WORK TO BE COMPLETED: Everything in the records except the pictures should come back exactly as written.

SUPPLIED DATA:

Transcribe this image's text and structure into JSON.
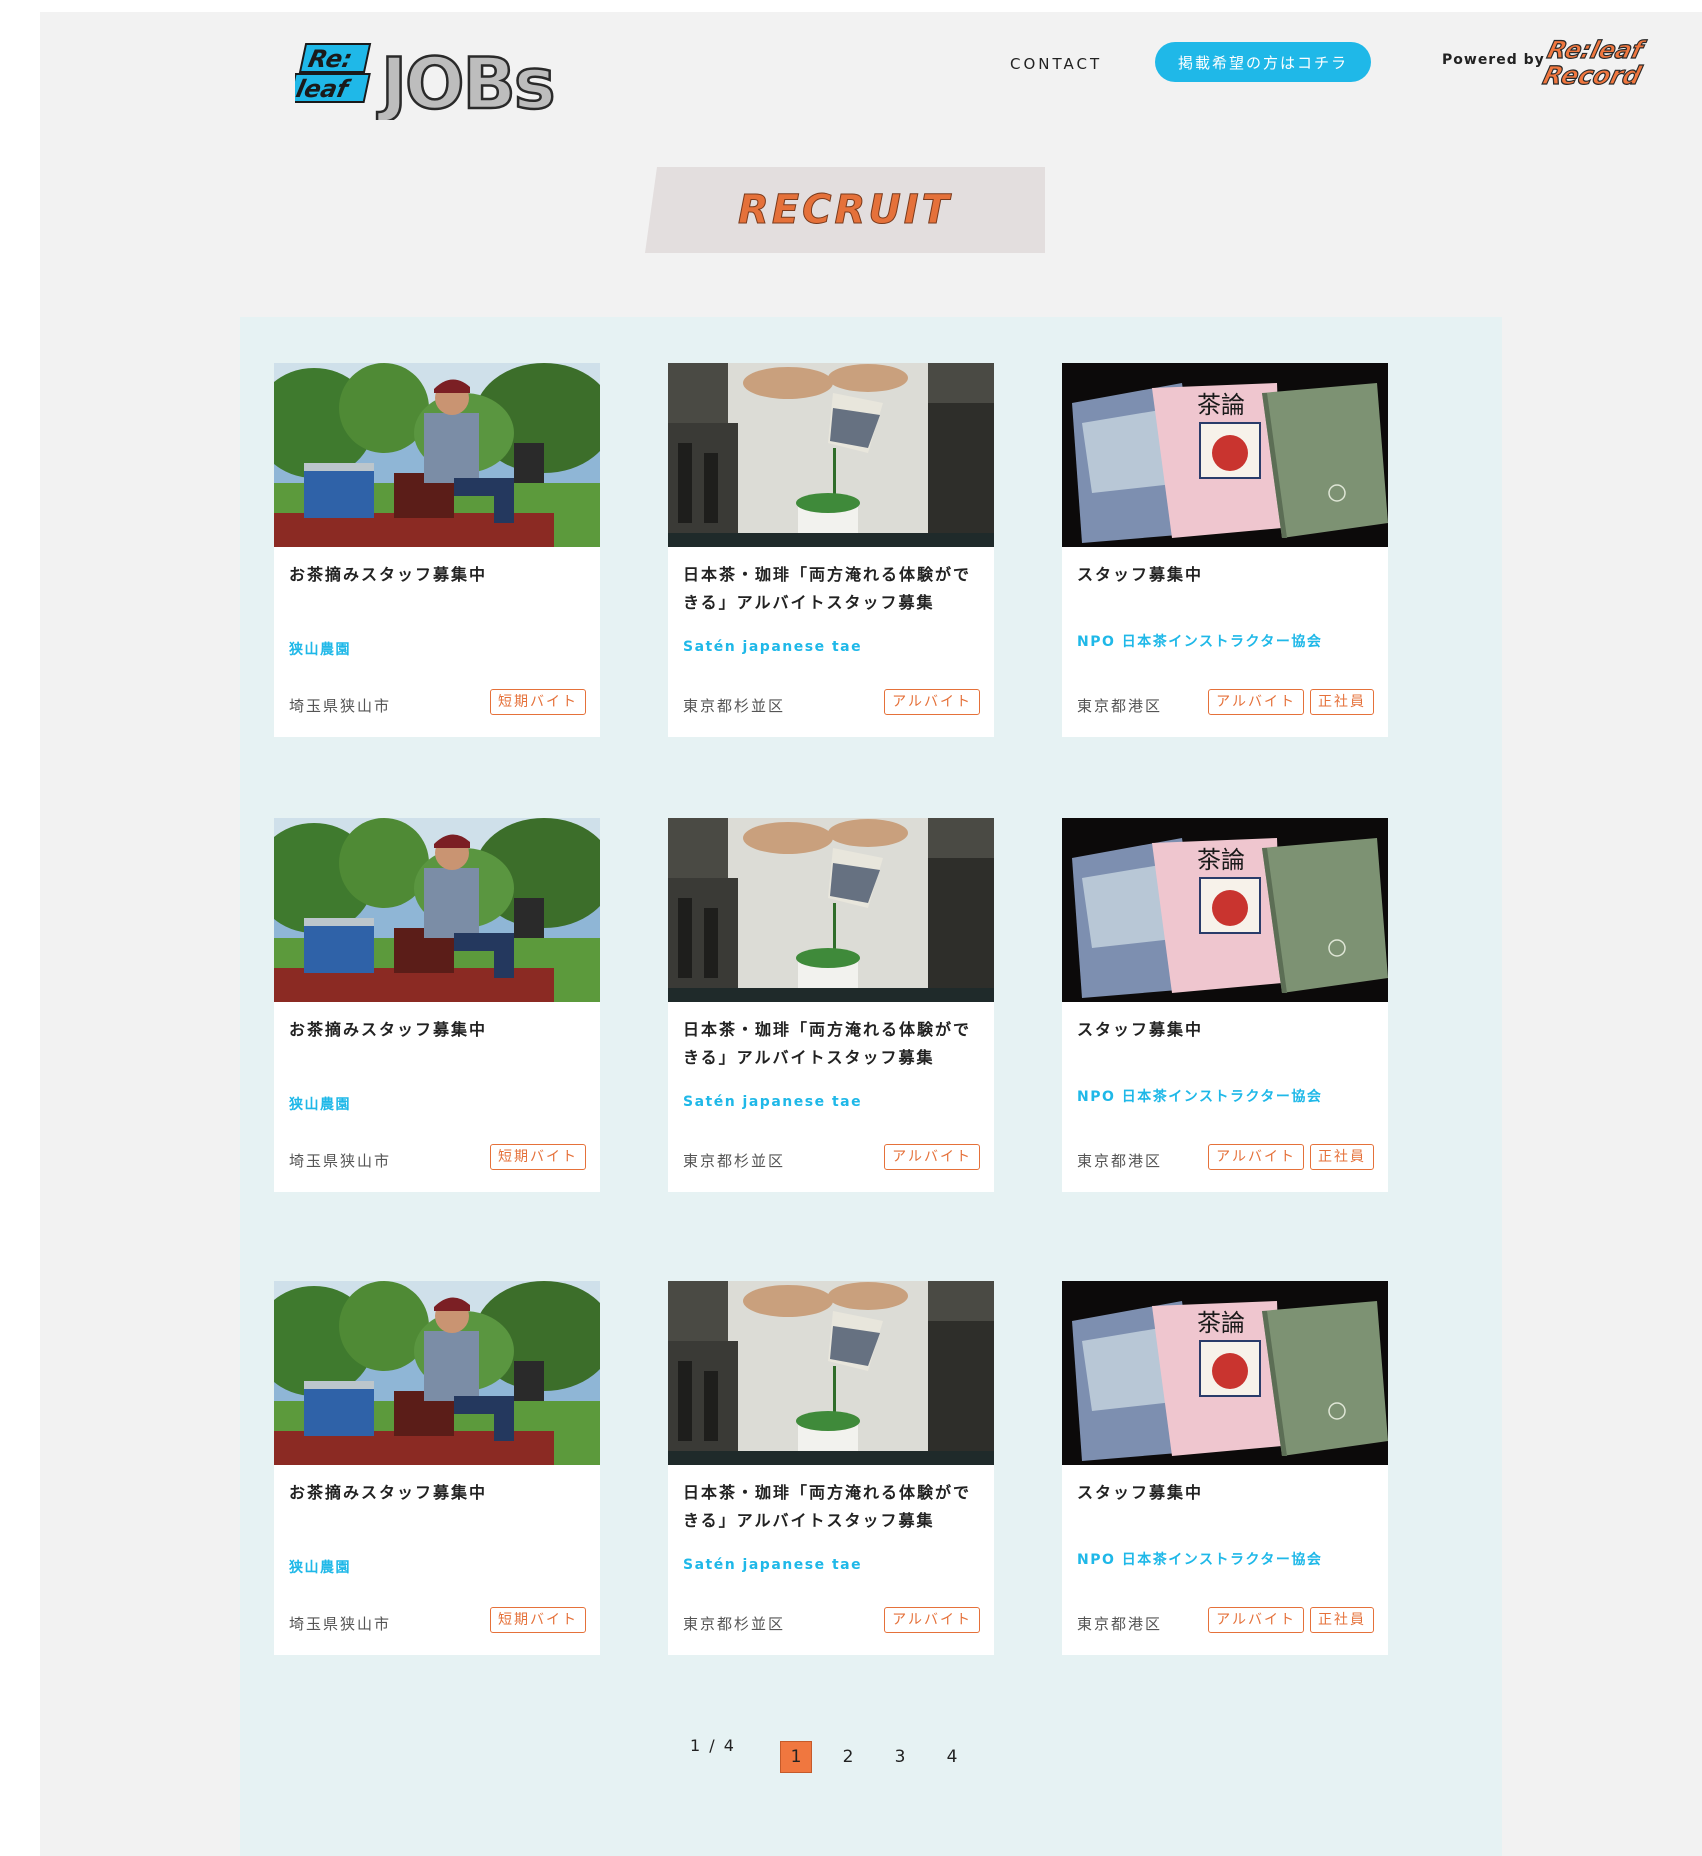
{
  "header": {
    "logo_text": "Re:leaf JOBs",
    "nav_contact": "CONTACT",
    "cta_label": "掲載希望の方はコチラ",
    "powered_by": "Powered by",
    "partner_logo_text": "Re:leaf Record"
  },
  "section": {
    "title": "RECRUIT"
  },
  "cards": [
    {
      "title": "お茶摘みスタッフ募集中",
      "company": "狭山農園",
      "location": "埼玉県狭山市",
      "tags": [
        "短期バイト"
      ],
      "image": "tea-farm-tractor"
    },
    {
      "title": "日本茶・珈琲「両方淹れる体験ができる」アルバイトスタッフ募集",
      "company": "Satén japanese tae",
      "location": "東京都杉並区",
      "tags": [
        "アルバイト"
      ],
      "image": "matcha-pouring"
    },
    {
      "title": "スタッフ募集中",
      "company": "NPO 日本茶インストラクター協会",
      "location": "東京都港区",
      "tags": [
        "アルバイト",
        "正社員"
      ],
      "image": "tea-magazines"
    },
    {
      "title": "お茶摘みスタッフ募集中",
      "company": "狭山農園",
      "location": "埼玉県狭山市",
      "tags": [
        "短期バイト"
      ],
      "image": "tea-farm-tractor"
    },
    {
      "title": "日本茶・珈琲「両方淹れる体験ができる」アルバイトスタッフ募集",
      "company": "Satén japanese tae",
      "location": "東京都杉並区",
      "tags": [
        "アルバイト"
      ],
      "image": "matcha-pouring"
    },
    {
      "title": "スタッフ募集中",
      "company": "NPO 日本茶インストラクター協会",
      "location": "東京都港区",
      "tags": [
        "アルバイト",
        "正社員"
      ],
      "image": "tea-magazines"
    },
    {
      "title": "お茶摘みスタッフ募集中",
      "company": "狭山農園",
      "location": "埼玉県狭山市",
      "tags": [
        "短期バイト"
      ],
      "image": "tea-farm-tractor"
    },
    {
      "title": "日本茶・珈琲「両方淹れる体験ができる」アルバイトスタッフ募集",
      "company": "Satén japanese tae",
      "location": "東京都杉並区",
      "tags": [
        "アルバイト"
      ],
      "image": "matcha-pouring"
    },
    {
      "title": "スタッフ募集中",
      "company": "NPO 日本茶インストラクター協会",
      "location": "東京都港区",
      "tags": [
        "アルバイト",
        "正社員"
      ],
      "image": "tea-magazines"
    }
  ],
  "pagination": {
    "info": "1 / 4",
    "pages": [
      "1",
      "2",
      "3",
      "4"
    ],
    "current": "1"
  },
  "colors": {
    "accent_cyan": "#1fb8e8",
    "accent_orange": "#e5713a",
    "panel_bg": "#e6f2f3",
    "page_bg": "#f2f2f2"
  }
}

RESPONSE TO THE TASK:
Transcribe this image's text and structure into JSON.
{
  "header": {
    "logo_text": "Re:leaf JOBs",
    "nav_contact": "CONTACT",
    "cta_label": "掲載希望の方はコチラ",
    "powered_by": "Powered by",
    "partner_logo_text": "Re:leaf Record"
  },
  "section": {
    "title": "RECRUIT"
  },
  "cards": [
    {
      "title": "お茶摘みスタッフ募集中",
      "company": "狭山農園",
      "location": "埼玉県狭山市",
      "tags": [
        "短期バイト"
      ],
      "image": "tea-farm-tractor"
    },
    {
      "title": "日本茶・珈琲「両方淹れる体験ができる」アルバイトスタッフ募集",
      "company": "Satén japanese tae",
      "location": "東京都杉並区",
      "tags": [
        "アルバイト"
      ],
      "image": "matcha-pouring"
    },
    {
      "title": "スタッフ募集中",
      "company": "NPO 日本茶インストラクター協会",
      "location": "東京都港区",
      "tags": [
        "アルバイト",
        "正社員"
      ],
      "image": "tea-magazines"
    },
    {
      "title": "お茶摘みスタッフ募集中",
      "company": "狭山農園",
      "location": "埼玉県狭山市",
      "tags": [
        "短期バイト"
      ],
      "image": "tea-farm-tractor"
    },
    {
      "title": "日本茶・珈琲「両方淹れる体験ができる」アルバイトスタッフ募集",
      "company": "Satén japanese tae",
      "location": "東京都杉並区",
      "tags": [
        "アルバイト"
      ],
      "image": "matcha-pouring"
    },
    {
      "title": "スタッフ募集中",
      "company": "NPO 日本茶インストラクター協会",
      "location": "東京都港区",
      "tags": [
        "アルバイト",
        "正社員"
      ],
      "image": "tea-magazines"
    },
    {
      "title": "お茶摘みスタッフ募集中",
      "company": "狭山農園",
      "location": "埼玉県狭山市",
      "tags": [
        "短期バイト"
      ],
      "image": "tea-farm-tractor"
    },
    {
      "title": "日本茶・珈琲「両方淹れる体験ができる」アルバイトスタッフ募集",
      "company": "Satén japanese tae",
      "location": "東京都杉並区",
      "tags": [
        "アルバイト"
      ],
      "image": "matcha-pouring"
    },
    {
      "title": "スタッフ募集中",
      "company": "NPO 日本茶インストラクター協会",
      "location": "東京都港区",
      "tags": [
        "アルバイト",
        "正社員"
      ],
      "image": "tea-magazines"
    }
  ],
  "pagination": {
    "info": "1 / 4",
    "pages": [
      "1",
      "2",
      "3",
      "4"
    ],
    "current": "1"
  },
  "colors": {
    "accent_cyan": "#1fb8e8",
    "accent_orange": "#e5713a",
    "panel_bg": "#e6f2f3",
    "page_bg": "#f2f2f2"
  }
}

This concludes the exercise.